A federal judge has threatened to hold an immigration attorney in contempt of court after he leaked to McClatchy confidential settlement documents in a high-stakes legal battle over family detention.
U.S. District Judge Dolly Gee of the Central District of California has ordered New York lawyer Bryan Johnson to appear in her Los Angeles courtroom on July 27 after he released a copy of a proposed settlement drafted by lawyers for mothers detained by U.S. immigration officials – the second time he allegedly violated a signed confidentiality agreement.
Johnson, a former consultant to immigration attorneys negotiating with government officials on behalf of the detained mothers and children, was terminated from the role shortly after he leaked to McClatchy a copy of the court’s confidential draft ruling, which concluded that the Obama’s administration’s rapid increase of family detention centers violates parts of a 1997 settlement on migrant children.
The Obama administration currently holds more than 2,500 parents and children – most of whom fled Central America – in family detention centers in Karnes City and Dilley, Texas, and Berks County, Pa.
Last week, Johnson released a settlement proposal the immigration attorneys made to Justice Department officials.
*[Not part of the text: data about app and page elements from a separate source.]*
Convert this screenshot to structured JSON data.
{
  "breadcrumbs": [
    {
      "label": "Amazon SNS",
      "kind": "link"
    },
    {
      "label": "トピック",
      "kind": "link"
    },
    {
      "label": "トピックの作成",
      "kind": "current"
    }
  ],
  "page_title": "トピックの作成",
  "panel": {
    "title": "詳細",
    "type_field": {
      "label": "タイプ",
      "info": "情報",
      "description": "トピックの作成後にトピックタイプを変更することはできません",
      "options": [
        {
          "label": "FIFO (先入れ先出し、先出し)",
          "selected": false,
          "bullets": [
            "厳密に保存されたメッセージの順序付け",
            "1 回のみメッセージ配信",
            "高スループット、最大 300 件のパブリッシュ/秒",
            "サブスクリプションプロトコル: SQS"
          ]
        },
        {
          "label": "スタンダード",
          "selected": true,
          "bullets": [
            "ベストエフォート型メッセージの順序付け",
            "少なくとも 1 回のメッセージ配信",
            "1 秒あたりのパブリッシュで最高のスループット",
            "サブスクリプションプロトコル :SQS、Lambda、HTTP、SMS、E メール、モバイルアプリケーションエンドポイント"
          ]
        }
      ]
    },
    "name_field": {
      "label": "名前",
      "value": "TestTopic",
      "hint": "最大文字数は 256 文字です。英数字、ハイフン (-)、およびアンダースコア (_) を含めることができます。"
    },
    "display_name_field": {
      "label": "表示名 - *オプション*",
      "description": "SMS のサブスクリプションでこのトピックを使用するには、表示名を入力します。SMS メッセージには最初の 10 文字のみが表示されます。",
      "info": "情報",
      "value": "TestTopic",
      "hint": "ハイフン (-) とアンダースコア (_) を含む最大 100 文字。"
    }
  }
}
The proposal called for limiting the detention of most parents and children to less than two weeks but did not end family detention.
In her Monday order, Gee said the court had not required Johnson to answer for his first violation because the ruling was discussed in open court and a summary of the tentative ruling had been disseminated.
“It appears that the court’s silence with regard to Mr. Johnson’s initial violation of the May 12, 2015 order has emboldened Mr. Johnson to continue to violate the court’s order,” Judge Gee wrote.
Judge Gee said Johnson must answer why he should not be held in contempt or reported to the State Bar of New York.
Johnson declined to discuss the court’s order, but he told McClatchy previously that he released the documents to protect his clients in family detention.
He was pushed over the edge, he said, by the abrupt deportation of Lilian Oliva Bardales, 19, days after she allegedly attempted suicide. For several days after the attempt, she was kept from her 4-year-old son in a medical unit and blocked from meeting with an attorney until she was deported.
While the judge’s April 24 ruling was not binding, Johnson said the judge’s opinion was clear. He charged the government with violating the law under the guise that it was negotiating. He and other lawyers said they should be able to use Gee’s tentative ruling to defend their clients and “exercise their rights” under the 1997 settlement.
“This needs to stop,” he said at the time. “And I feel this (releasing the agreement) is the only way that there is a chance that the government will be held accountable.”